By Shelley A. Gable
Tacit knowledge can be challenging to teach in formal training, but it's not impossible. So how can we convey tacit knowledge in eLearning?
Ikujiro Nonaka has been researching knowledge creation in organizations for over 15 years, which includes trying to understand the nature of tacit knowledge. Nonaka characterizes tacit knowledge as concepts we understand intuitively, but struggle to explicitly explain or describe in writing.
If you’ve ever stumped subject matter experts by asking how they made certain decisions, you may have stumbled upon tacit knowledge. When you get vague responses like “I just know,” or “I just caught on from experience,” you may be entering the realm of tacit knowledge.
Can you clearly explain how to maintain balance when riding a bicycle? In a May-June 2009 article printed in Organization Science, Nonaka suggests knowledge of wine tasting or crafting a violin as other examples of tacit knowledge.

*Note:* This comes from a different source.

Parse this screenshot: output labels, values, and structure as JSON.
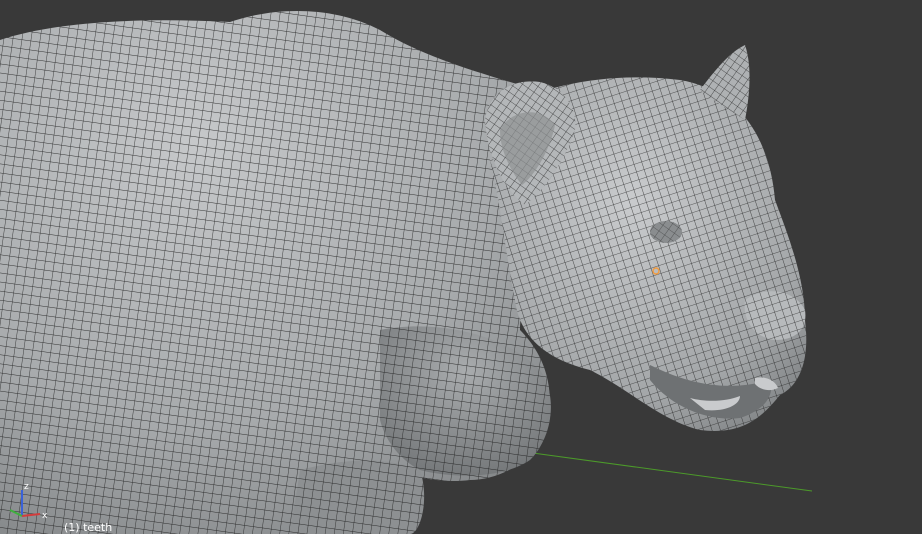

So, back to our original question:
How can we convey tacit knowledge in eLearning?
Storytelling is an excellent approach to tacit knowledge. Think about it – fairy tales often convey a lesson without explicitly stating what the lesson was. Details about context, circumstances, challenges, actions, and consequences allow an audience to infer an understanding that might be hard to articulate, but is understood nonetheless.
You can include stories in eLearning via text, audio, and/or video.

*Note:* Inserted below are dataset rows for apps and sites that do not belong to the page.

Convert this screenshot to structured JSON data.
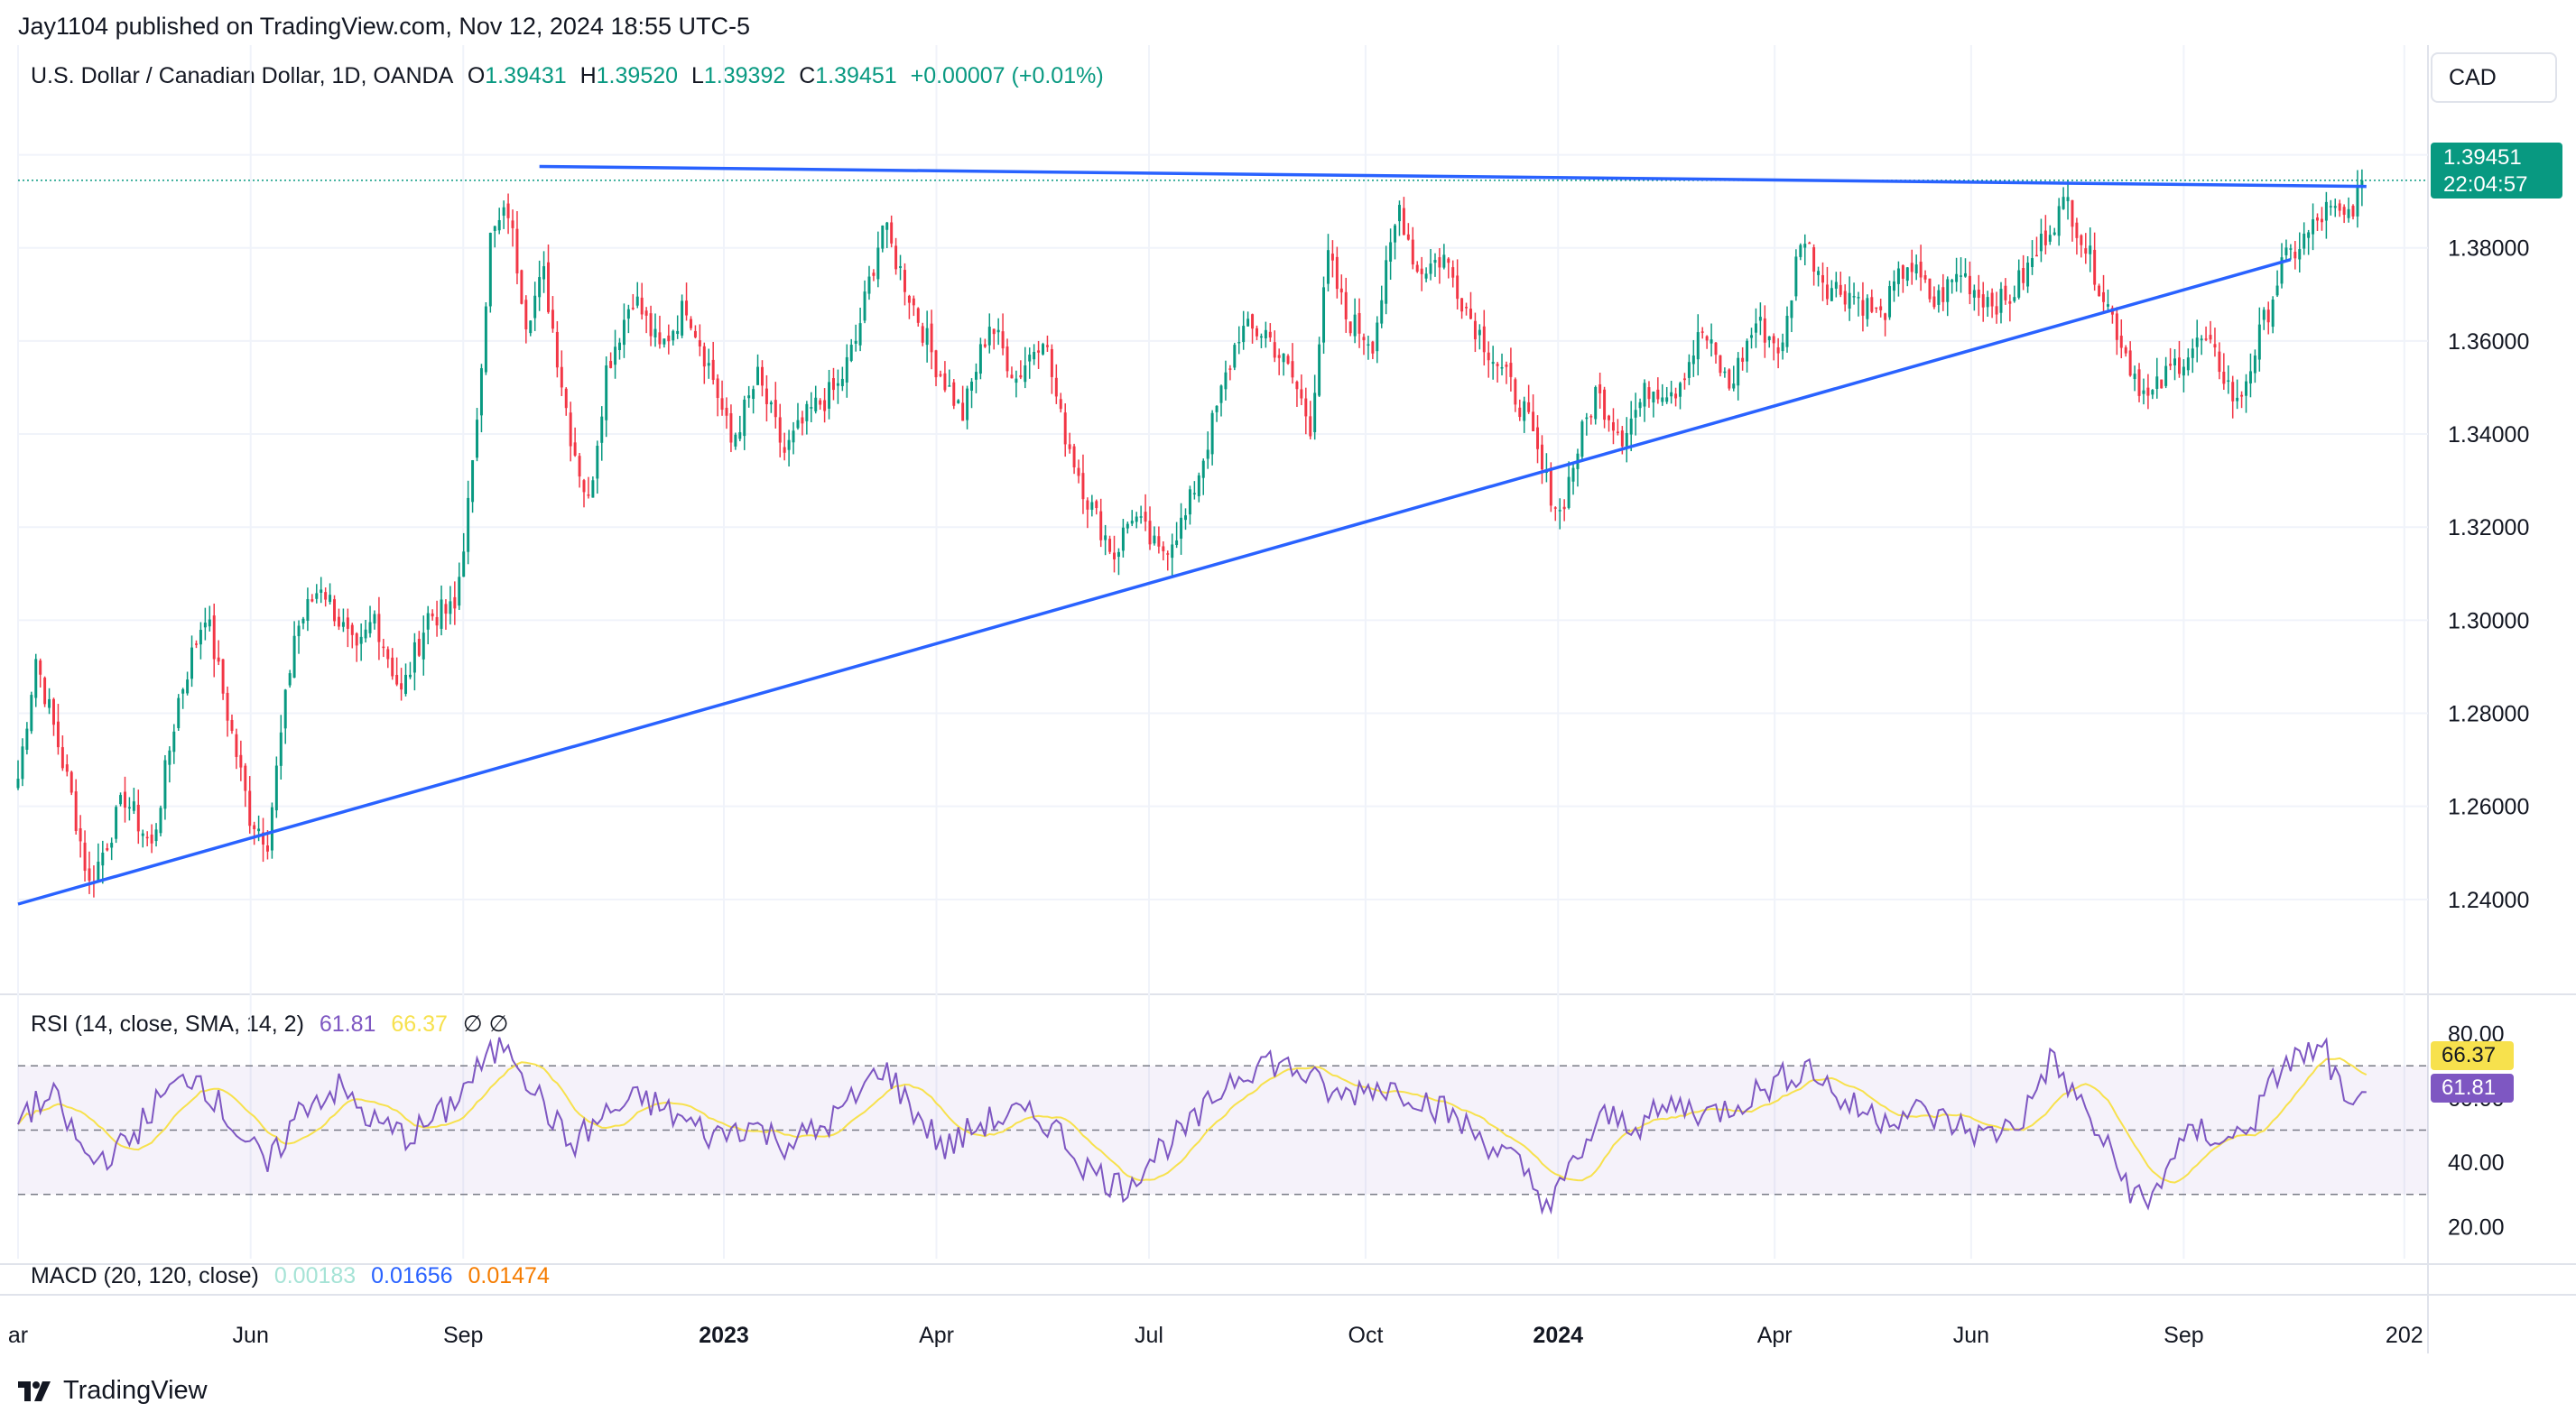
{
  "publisher": "Jay1104 published on TradingView.com, Nov 12, 2024 18:55 UTC-5",
  "header": {
    "symbol": "U.S. Dollar / Canadian Dollar, 1D, OANDA",
    "o_label": "O",
    "o_value": "1.39431",
    "h_label": "H",
    "h_value": "1.39520",
    "l_label": "L",
    "l_value": "1.39392",
    "c_label": "C",
    "c_value": "1.39451",
    "change": "+0.00007 (+0.01%)"
  },
  "currency_button": "CAD",
  "price_badge": {
    "price": "1.39451",
    "countdown": "22:04:57"
  },
  "rsi_legend": {
    "label": "RSI (14, close, SMA, 14, 2)",
    "rsi": "61.81",
    "sma": "66.37",
    "extra": "∅ ∅"
  },
  "rsi_badges": {
    "sma": "66.37",
    "rsi": "61.81"
  },
  "macd_legend": {
    "label": "MACD (20, 120, close)",
    "a": "0.00183",
    "b": "0.01656",
    "c": "0.01474"
  },
  "footer": {
    "brand": "TradingView"
  },
  "colors": {
    "up": "#089981",
    "down": "#f23645",
    "trendline": "#2962ff",
    "rsi": "#7e57c2",
    "rsi_sma": "#f7e14d",
    "badge_green": "#089981"
  },
  "chart_data": {
    "type": "candlestick",
    "price_axis": {
      "ticks": [
        "1.40000",
        "1.38000",
        "1.36000",
        "1.34000",
        "1.32000",
        "1.30000",
        "1.28000",
        "1.26000",
        "1.24000"
      ]
    },
    "rsi_axis": {
      "ticks": [
        "80.00",
        "60.00",
        "40.00",
        "20.00"
      ],
      "bands": [
        70,
        50,
        30
      ]
    },
    "time_axis": [
      "ar",
      "Jun",
      "Sep",
      "2023",
      "Apr",
      "Jul",
      "Oct",
      "2024",
      "Apr",
      "Jun",
      "Sep",
      "202"
    ],
    "close_path": [
      [
        0,
        1.266
      ],
      [
        4,
        1.292
      ],
      [
        12,
        1.262
      ],
      [
        16,
        1.243
      ],
      [
        24,
        1.262
      ],
      [
        30,
        1.251
      ],
      [
        36,
        1.283
      ],
      [
        42,
        1.302
      ],
      [
        52,
        1.258
      ],
      [
        56,
        1.253
      ],
      [
        62,
        1.297
      ],
      [
        68,
        1.308
      ],
      [
        76,
        1.292
      ],
      [
        80,
        1.301
      ],
      [
        86,
        1.284
      ],
      [
        92,
        1.301
      ],
      [
        98,
        1.302
      ],
      [
        102,
        1.332
      ],
      [
        106,
        1.382
      ],
      [
        110,
        1.388
      ],
      [
        114,
        1.365
      ],
      [
        118,
        1.374
      ],
      [
        124,
        1.34
      ],
      [
        128,
        1.325
      ],
      [
        132,
        1.354
      ],
      [
        138,
        1.37
      ],
      [
        144,
        1.358
      ],
      [
        150,
        1.368
      ],
      [
        156,
        1.352
      ],
      [
        160,
        1.338
      ],
      [
        166,
        1.352
      ],
      [
        172,
        1.336
      ],
      [
        178,
        1.345
      ],
      [
        184,
        1.35
      ],
      [
        188,
        1.36
      ],
      [
        194,
        1.385
      ],
      [
        200,
        1.37
      ],
      [
        206,
        1.355
      ],
      [
        212,
        1.344
      ],
      [
        218,
        1.364
      ],
      [
        224,
        1.352
      ],
      [
        230,
        1.362
      ],
      [
        234,
        1.343
      ],
      [
        240,
        1.326
      ],
      [
        246,
        1.314
      ],
      [
        250,
        1.323
      ],
      [
        256,
        1.314
      ],
      [
        262,
        1.322
      ],
      [
        268,
        1.342
      ],
      [
        274,
        1.362
      ],
      [
        280,
        1.362
      ],
      [
        286,
        1.352
      ],
      [
        290,
        1.342
      ],
      [
        294,
        1.378
      ],
      [
        298,
        1.365
      ],
      [
        304,
        1.36
      ],
      [
        310,
        1.389
      ],
      [
        314,
        1.375
      ],
      [
        320,
        1.378
      ],
      [
        326,
        1.365
      ],
      [
        332,
        1.355
      ],
      [
        338,
        1.345
      ],
      [
        342,
        1.332
      ],
      [
        346,
        1.323
      ],
      [
        350,
        1.337
      ],
      [
        354,
        1.349
      ],
      [
        360,
        1.34
      ],
      [
        366,
        1.35
      ],
      [
        372,
        1.35
      ],
      [
        378,
        1.362
      ],
      [
        384,
        1.35
      ],
      [
        390,
        1.364
      ],
      [
        396,
        1.358
      ],
      [
        400,
        1.383
      ],
      [
        406,
        1.372
      ],
      [
        412,
        1.37
      ],
      [
        418,
        1.365
      ],
      [
        424,
        1.377
      ],
      [
        430,
        1.368
      ],
      [
        436,
        1.375
      ],
      [
        440,
        1.37
      ],
      [
        446,
        1.368
      ],
      [
        452,
        1.377
      ],
      [
        456,
        1.385
      ],
      [
        460,
        1.39
      ],
      [
        464,
        1.38
      ],
      [
        468,
        1.37
      ],
      [
        474,
        1.355
      ],
      [
        478,
        1.347
      ],
      [
        484,
        1.355
      ],
      [
        490,
        1.36
      ],
      [
        494,
        1.355
      ],
      [
        498,
        1.346
      ],
      [
        502,
        1.358
      ],
      [
        508,
        1.376
      ],
      [
        514,
        1.383
      ],
      [
        518,
        1.388
      ],
      [
        522,
        1.386
      ],
      [
        526,
        1.393
      ]
    ],
    "trendlines": [
      {
        "name": "resistance",
        "from": [
          117,
          1.3975
        ],
        "to": [
          527,
          1.3932
        ]
      },
      {
        "name": "support",
        "from": [
          0,
          1.239
        ],
        "to": [
          510,
          1.3775
        ]
      }
    ],
    "rsi_path": [
      [
        0,
        55
      ],
      [
        8,
        60
      ],
      [
        16,
        40
      ],
      [
        24,
        45
      ],
      [
        32,
        60
      ],
      [
        40,
        68
      ],
      [
        48,
        52
      ],
      [
        56,
        38
      ],
      [
        64,
        58
      ],
      [
        72,
        63
      ],
      [
        80,
        52
      ],
      [
        88,
        48
      ],
      [
        96,
        56
      ],
      [
        104,
        70
      ],
      [
        110,
        78
      ],
      [
        116,
        62
      ],
      [
        124,
        45
      ],
      [
        132,
        55
      ],
      [
        140,
        60
      ],
      [
        148,
        54
      ],
      [
        156,
        48
      ],
      [
        164,
        52
      ],
      [
        172,
        46
      ],
      [
        180,
        50
      ],
      [
        188,
        60
      ],
      [
        194,
        70
      ],
      [
        200,
        58
      ],
      [
        208,
        44
      ],
      [
        216,
        52
      ],
      [
        224,
        55
      ],
      [
        232,
        52
      ],
      [
        240,
        38
      ],
      [
        248,
        32
      ],
      [
        256,
        44
      ],
      [
        264,
        52
      ],
      [
        272,
        66
      ],
      [
        280,
        72
      ],
      [
        288,
        68
      ],
      [
        296,
        60
      ],
      [
        304,
        64
      ],
      [
        312,
        62
      ],
      [
        320,
        56
      ],
      [
        328,
        48
      ],
      [
        336,
        40
      ],
      [
        344,
        26
      ],
      [
        350,
        42
      ],
      [
        356,
        54
      ],
      [
        364,
        52
      ],
      [
        372,
        58
      ],
      [
        380,
        55
      ],
      [
        388,
        60
      ],
      [
        396,
        66
      ],
      [
        402,
        70
      ],
      [
        410,
        58
      ],
      [
        418,
        54
      ],
      [
        426,
        56
      ],
      [
        434,
        52
      ],
      [
        442,
        48
      ],
      [
        450,
        54
      ],
      [
        456,
        72
      ],
      [
        462,
        60
      ],
      [
        468,
        46
      ],
      [
        474,
        32
      ],
      [
        478,
        26
      ],
      [
        484,
        44
      ],
      [
        490,
        50
      ],
      [
        496,
        46
      ],
      [
        502,
        54
      ],
      [
        508,
        70
      ],
      [
        514,
        74
      ],
      [
        518,
        74
      ],
      [
        522,
        58
      ],
      [
        524,
        54
      ],
      [
        527,
        61.81
      ]
    ],
    "rsi_sma_last": 66.37,
    "rsi_last": 61.81,
    "last_price": 1.39451
  }
}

Social interactions can also help. You might achieve this through a live, instructor-led session (in a classroom or via web conferencing) or by using social media. Even if a concept is not easily outlined through step-by-step instructions or basic recall, various learners may manage to articulate pieces of implicit rules of thumb, creating “ah ha” moments for others and a broader shared understanding.
Scenarios with consequences can help learners practice and test their tacit understanding of concepts and decision making. Such scenarios would likely need to be more elaborate than a few sentences followed by a multiple choice question.
Think multipart, branching scenarios that prompt learners to make several decisions, and where the next step of the scenario is dependent upon how the learner responded in the previous step.
Finally, a curriculum heavy with tacit knowledge especially benefits from level 3 evaluation (i.e., are learners performing as expected on the job?). If time constraints on training limit the variety of scenarios learners can practice with, it may be difficult to objectively assess whether they “get it.” Observing outcomes on the job and debriefing decision making can help cement their practical use of tacit knowledge, and may even help make some of it more explicit.
What examples can you think of?
What are other examples of tacit knowledge that come to mind? And do you have certain methods you use to convey these implicit concepts, especially in an eLearning environment?